DSD proceeded in July 1993 to engage consultants to carry out the detailed design and construction of HATS Stage 1, so as to tackle harbour pollution as soon as possible.


Mainland Concerns about Ocean Outfall

While engineers were working on the preliminary design of Stage 1 works, the project caught the attention of the Mainland authorities who were concerned that the water quality of Lema Channel in China waters would be affected by the discharges of HATS. At about the same time, the Government commissioned a study named “Review of Strategic Sewage Disposal Scheme Stage II Options” in July 1994. An International Review Panel (IRP) was set up, also in 1994, to advise the Government on the Stage II options review study. The IRP comprised three renowned environmental experts including one from the Mainland.

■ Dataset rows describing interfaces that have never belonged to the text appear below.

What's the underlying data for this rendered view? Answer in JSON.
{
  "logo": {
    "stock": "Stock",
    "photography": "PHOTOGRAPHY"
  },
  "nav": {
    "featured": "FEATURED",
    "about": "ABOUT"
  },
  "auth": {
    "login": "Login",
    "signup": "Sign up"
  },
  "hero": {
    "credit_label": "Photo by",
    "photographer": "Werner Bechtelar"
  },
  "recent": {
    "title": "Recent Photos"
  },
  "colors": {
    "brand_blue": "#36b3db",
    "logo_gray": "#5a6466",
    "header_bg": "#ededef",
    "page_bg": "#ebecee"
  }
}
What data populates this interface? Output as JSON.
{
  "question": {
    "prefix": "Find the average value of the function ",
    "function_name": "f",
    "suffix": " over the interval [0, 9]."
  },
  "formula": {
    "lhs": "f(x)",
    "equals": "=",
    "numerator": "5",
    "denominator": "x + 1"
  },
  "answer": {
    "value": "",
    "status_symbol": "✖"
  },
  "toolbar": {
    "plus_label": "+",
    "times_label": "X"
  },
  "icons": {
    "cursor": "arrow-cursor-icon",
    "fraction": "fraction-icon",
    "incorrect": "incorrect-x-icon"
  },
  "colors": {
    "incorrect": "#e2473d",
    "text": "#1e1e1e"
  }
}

After much deliberation, the IRP concluded that chemically enhanced primary treatment (CEPT) ought to be the minimum level of treatment at the Stonecutters Island centralised plant. Three outfall locations were proposed — East Lamma, West Lamma, and Lema Channel — subject to the findings of a joint Environmental Impact Assessment (EIA) study commissioned by Hong Kong and Mainland authorities in May 1996.


The IRP review marked the beginning of a prolonged period of communication between the Hong Kong Government and Mainland authorities on various outfall and treatment level options of HATS.

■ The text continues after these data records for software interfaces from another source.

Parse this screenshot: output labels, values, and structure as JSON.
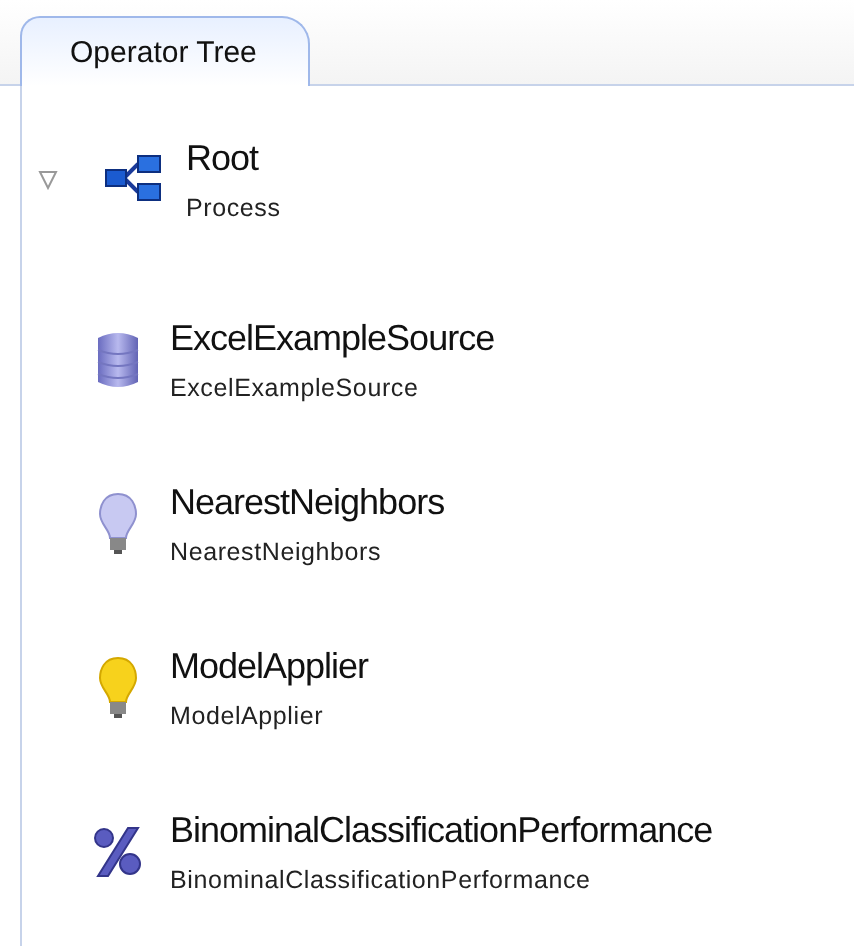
{
  "tabs": [
    {
      "label": "Operator Tree",
      "selected": true
    }
  ],
  "tree": {
    "name": "Root",
    "type": "Process",
    "kind": "process",
    "expanded": true,
    "children": [
      {
        "name": "ExcelExampleSource",
        "type": "ExcelExampleSource",
        "kind": "database"
      },
      {
        "name": "NearestNeighbors",
        "type": "NearestNeighbors",
        "kind": "bulb-off"
      },
      {
        "name": "ModelApplier",
        "type": "ModelApplier",
        "kind": "bulb-on"
      },
      {
        "name": "BinominalClassificationPerformance",
        "type": "BinominalClassificationPerformance",
        "kind": "percent"
      }
    ]
  }
}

The Government commissioned the Review of Strategic Sewage Disposal Scheme Stage II Options in 1994

The Government commissioned the Review of Strategic Sewage Disposal Scheme Stage II Options in 1994

Decision to Press Ahead

Despite these longer-term uncertainties, the Government decided to abate the serious harbour pollution problem as soon as possible and press ahead with the design and construction of Stage 1 of HATS, previously known as SSDS Stage 1.


The scope of work of HATS Stage 1 included: A deep tunnel system at a total length of 23.6 km to collect sewage from Kowloon and Hong Kong Island North East, covering Preliminary Treatment Works (PTWs) in Kwai Chung, Tsing Yi, Kwun Tong, To Kwa Wan, Tseung Kwan O, Chai Wan, and Shau Kei Wan; upgrading works at those seven PTWs; a centralised chemically enhanced primary treatment works on Stonecutters Island; and an interim outfall at 1.7 km off Stonecutters Island to discharge treated sewage.


In July 1993, DSD engaged consultants to carry out detailed design and construction of HATS Stage 1. The target was to complete the works before July 1997 when Hong Kong would become a Special Administrative Region of the People’s Republic of China. As things turned out, Stage 1 was successfully commissioned in 2001, after quite a few twists and turns.


“We shall work continuously with our colleagues to maintain the water quality in Victoria Harbour, progress with the times to make Hong Kong’s water quality even better, and enhance our culture of water excellence.”


“Sludge from HATS used to take up considerable landfill space which was an issue. Ever since T · PARK began working with HATS to turn its sludge into energy, it not only generates sufficient electricity for the park facilities but also surplus electricity to feed into the city grid. The ‘waste-to-energy’ loop has made Hong Kong more environmental too.”


WONG Kam-sing
Secretary for the Environment,
Environment Bureau

WONG Kam-sing Secretary for the Environment, Environment Bureau